Now researchers have succeeded in directly manipulating chiral molecules with light – a goal that had been long sought but never previously attained. An international research team bringing together physicists from the Weizmann Institute of Science and the University of British Columbia managed to selectively orient left- and right-handed chiral molecules in opposite directions, using laser pulses. This new approach to the control of chiral molecules may, in the future, lead to innovative ways of separating chiral substances.

corkscrew-shaped laser pulses whose electric field rotates at increasing speed, ultimately reaching ten trillion revolutions per second

“Existing methods for sorting these molecules usually rely on selective crystallization or on chemical reactions with chiral catalysts in a solution,” says Prof. Ilya Averbukh of Weizmann’s Chemical and Biological Physics Department, who developed the theoretical foundations for the experiment with graduate student Ilia Tutunnikov. “Our approach, in contrast, is ultra-fast, and it can work at concentrations much lower than the chemical methods ‒ for example, when the target compound is available only in the form of a rarefied gas.”  

The substance used in the study, an organic compound called propylene oxide, made headlines back in 2016 when it became the first – and thus far, the only – chiral molecule to be found in interstellar space. Its discovery boosted theories that the predominance of certain types of chirality in living systems may be rooted in the way that stars and planets are born.

In the new study, reported recently in Physical Review Letters, the researchers changed the orientation of propylene oxide molecules using an advanced laser technology known as an optical centrifuge.

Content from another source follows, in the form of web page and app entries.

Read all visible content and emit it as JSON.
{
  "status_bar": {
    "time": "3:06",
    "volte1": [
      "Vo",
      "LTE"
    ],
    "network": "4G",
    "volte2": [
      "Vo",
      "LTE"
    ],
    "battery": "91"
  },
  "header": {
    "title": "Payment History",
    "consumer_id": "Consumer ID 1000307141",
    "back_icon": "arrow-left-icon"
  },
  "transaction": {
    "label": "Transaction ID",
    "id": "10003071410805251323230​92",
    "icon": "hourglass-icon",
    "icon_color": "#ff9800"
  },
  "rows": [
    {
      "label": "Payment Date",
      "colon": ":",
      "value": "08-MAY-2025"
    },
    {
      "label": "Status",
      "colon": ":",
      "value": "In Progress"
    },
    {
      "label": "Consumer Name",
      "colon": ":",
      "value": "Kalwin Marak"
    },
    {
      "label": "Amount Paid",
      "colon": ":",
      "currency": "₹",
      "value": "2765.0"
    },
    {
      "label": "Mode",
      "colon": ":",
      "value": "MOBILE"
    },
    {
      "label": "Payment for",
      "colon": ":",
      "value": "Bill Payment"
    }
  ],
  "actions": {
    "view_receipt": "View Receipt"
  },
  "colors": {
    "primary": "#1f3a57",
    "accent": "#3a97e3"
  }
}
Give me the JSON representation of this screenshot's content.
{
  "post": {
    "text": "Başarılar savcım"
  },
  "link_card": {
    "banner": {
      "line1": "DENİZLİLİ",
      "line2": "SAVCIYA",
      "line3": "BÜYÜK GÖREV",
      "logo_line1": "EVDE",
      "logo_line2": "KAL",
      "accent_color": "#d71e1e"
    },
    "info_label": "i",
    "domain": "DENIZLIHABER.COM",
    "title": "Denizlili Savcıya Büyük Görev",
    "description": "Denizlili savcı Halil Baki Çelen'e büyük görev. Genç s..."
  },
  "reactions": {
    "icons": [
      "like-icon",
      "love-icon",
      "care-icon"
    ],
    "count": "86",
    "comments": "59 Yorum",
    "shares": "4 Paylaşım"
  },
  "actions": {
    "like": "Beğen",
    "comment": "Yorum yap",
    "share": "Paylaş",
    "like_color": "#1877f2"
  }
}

Much like the centrifuge that spins clothes in a washing machine, this device spins molecules using a specially-designed form of “twisted” light: corkscrew-shaped laser pulses whose electric field rotates at increasing speed, ultimately reaching ten trillion revolutions per second. 

Averbukh and his colleagues had the idea that if a mix of chiral molecules were loaded into an optical centrifuge, the molecules would be trapped in different ways by the rotating electric field, depending on their handedness. This is exactly what happened in the experiments. The molecules were caught by the centrifuge’s field and then became oriented perpendicularly to the plane of the centrifuge’s rotation, with left-handed molecules pointing in one direction and right-handed ones in another. To confirm these findings, the researchers used a methodology called Coulomb explosion to break the molecules into their components, which enabled them to create images of the flying-away molecular fragments and determine which way the molecules had been oriented.

Though a relatively small number of chiral molecules were selectively oriented in this study, the observation sufficed to prove that – in principle – controlling them with light is possible. In the future, it may be possible to develop this method not only for sorting chiral molecules but perhaps even for inducing or speeding up chemical reactions, which critically depend on the molecules being properly oriented toward one another.

The experimental team was led by Prof. Valery Milner of the University of British Columbia – who had earned his PhD at Weizmann – it included Dr. Alexander A. Milner – who had also worked at Weizmann in the past – and graduate students Jordan A. M. Fordyce, Ian MacPhail-Bartley and Walter Wasserman.

Prof. Ilya Averbukh is the incumbent of the Patricia Elman Bildner Professorial Chair of Solid State Chemistry.